Even pesticide sprays for codling moth are not a silver bullet for codling moth, and infested trees can require multiple sprays for multiple years before codling moth are really cleared up. Good pruning, fruit thinning, spray coverage, appropriate spray timing and cooperation from mother nature will all help improve the efficacy of sprays. Gone are the days of the really strong and effective insecticides that you could spray a tree with to kill moths on contact and get a month’s worth of coverage from a single spray—it turns out those pesticides were really bad for human health and our environment! Pretty much every insecticide registered for use against codling moth now is ‘reduced risk’—they are either designed to impact the eggs (laid on underside of leaves, so pruning and spray coverage is very important) or to be eaten be the tiny caterpillars as the enter the fruit (timing and good coverage very important). A perfectly timed and applied spray will only kill 90% of the targeted life stage. They are also designed to not last as long in the environment, so coverage periods for a single spray are relatively short and good control requires multiple applications at the correct intervals.
Why do I have to remove my fruit?
One of the ways to reset a tree with a codling moth population is to remove all the fruit from the tree for a number of years (usually 3, but possibly more). This is the most common action required of homeowners. It does not kill or harm the tree, which will allow the homeowner to keep the possibility of fruit production once the infestation is cleared.
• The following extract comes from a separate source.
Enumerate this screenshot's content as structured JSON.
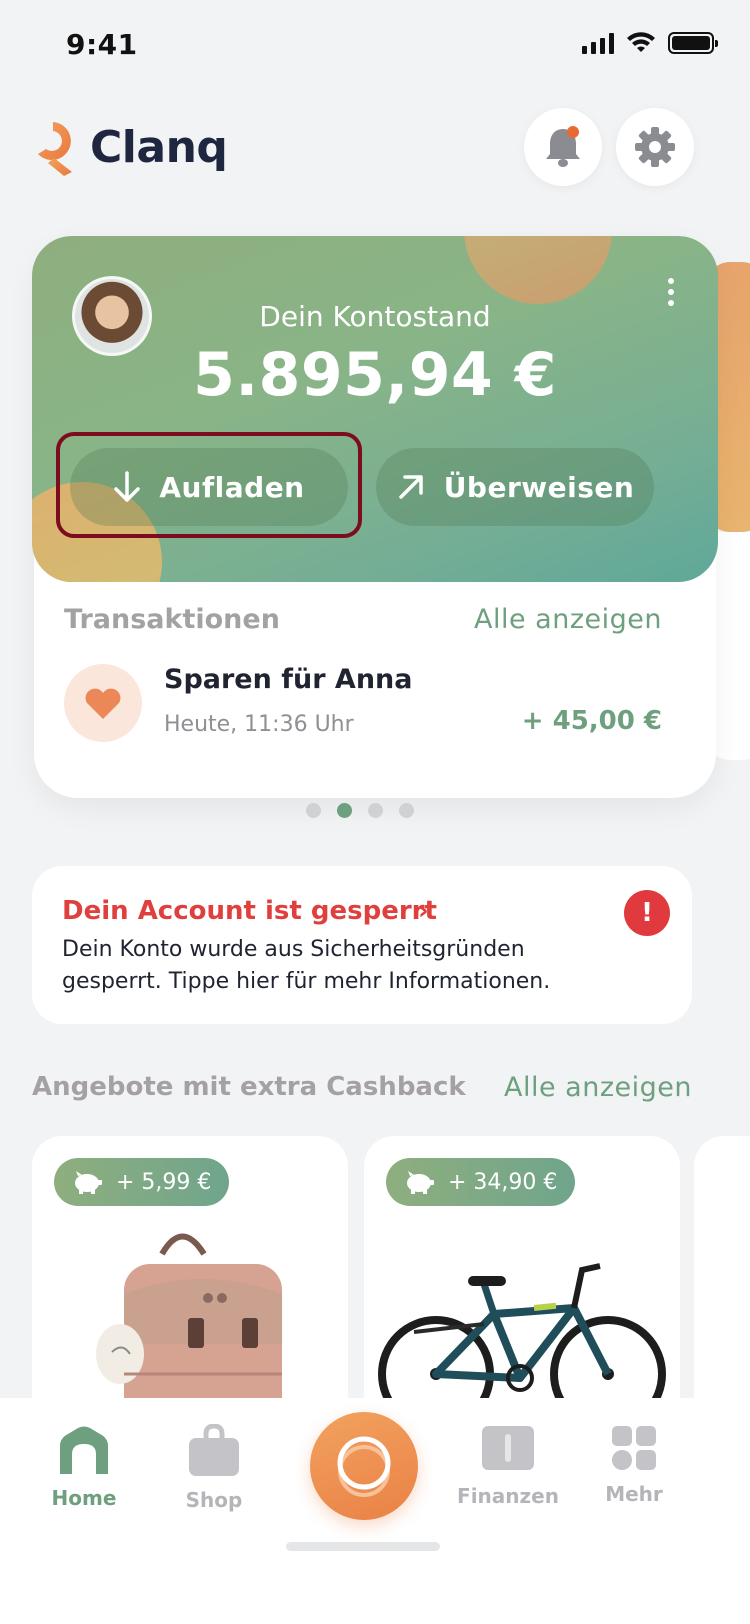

It takes more than one year of this process to get rid of a population, because codling moth larvae can remain dormant on a tree for multiple years, emerging when the conditions are just right.
Why do we have a codling moth problem that wasn’t here before?
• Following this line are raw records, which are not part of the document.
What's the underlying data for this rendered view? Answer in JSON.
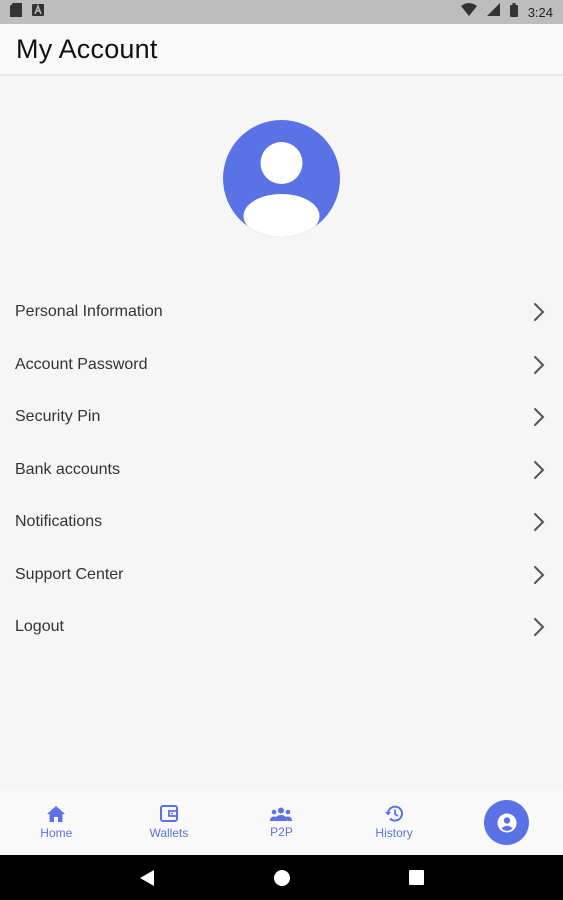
{
  "status_bar": {
    "time": "3:24",
    "icons": [
      "sd-card-icon",
      "a-notification-icon",
      "wifi-icon",
      "cell-signal-icon",
      "battery-icon"
    ]
  },
  "header": {
    "title": "My Account"
  },
  "profile": {
    "avatar_icon": "user-avatar-icon",
    "avatar_color": "#5a72e6"
  },
  "menu": {
    "items": [
      {
        "label": "Personal Information",
        "icon": "chevron-right-icon"
      },
      {
        "label": "Account Password",
        "icon": "chevron-right-icon"
      },
      {
        "label": "Security Pin",
        "icon": "chevron-right-icon"
      },
      {
        "label": "Bank accounts",
        "icon": "chevron-right-icon"
      },
      {
        "label": "Notifications",
        "icon": "chevron-right-icon"
      },
      {
        "label": "Support Center",
        "icon": "chevron-right-icon"
      },
      {
        "label": "Logout",
        "icon": "chevron-right-icon"
      }
    ]
  },
  "bottom_nav": {
    "items": [
      {
        "label": "Home",
        "icon": "home-icon"
      },
      {
        "label": "Wallets",
        "icon": "wallet-icon"
      },
      {
        "label": "P2P",
        "icon": "people-icon"
      },
      {
        "label": "History",
        "icon": "history-icon"
      },
      {
        "label": "",
        "icon": "account-circle-icon",
        "active": true
      }
    ],
    "accent": "#5a72e6"
  },
  "system_nav": {
    "icons": [
      "back-icon",
      "home-circle-icon",
      "recents-icon"
    ]
  }
}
Codling moths spread easily throughout the valley. Not just through backyard trees with infestation, but also from wild trees in ditches and hillsides, on abandoned properties, infested fruit bins, and woodpiles. One of the main culprits of moth movement is firewood. When apple orchards are removed, the temptation is to save the wood for firewood—who doesn’t love seeing ‘applewood-smoked’ on a menu, right? The problem is that codling moth larvae spend the winter under the bark of these trees, and they can stay dormant in the wood for between 1-3 seasons. So when wood is moved into a new area, the moths come out in the spring and go looking for a new food source. The program is locked in a constant battle of whack-a-moth!
How Can I Learn More?
Our website is a good source of information, and we are happy to hear from homeowners. You can call head office, in Kelowna, 250-469-6187, to speak to our staff Entomologist or myself, the General Manager. For West Bench specific discussions, contact Alexis Friesen, the Area Supervisor, 250-809-9920, or Colleen Blatz, Urban Supervisor for the area, 250-300-3893.
Melissa Tesche General Manager, OKSIR
Melissa Tesche, B.Ed., M.Sc.
Okanagan-Kootenay Sterile Insect Release Program
1450 K.L.O. Road, Kelowna, BC, V1W 3Z4
Tel: 250-469-6182, Cell: 250-488-5274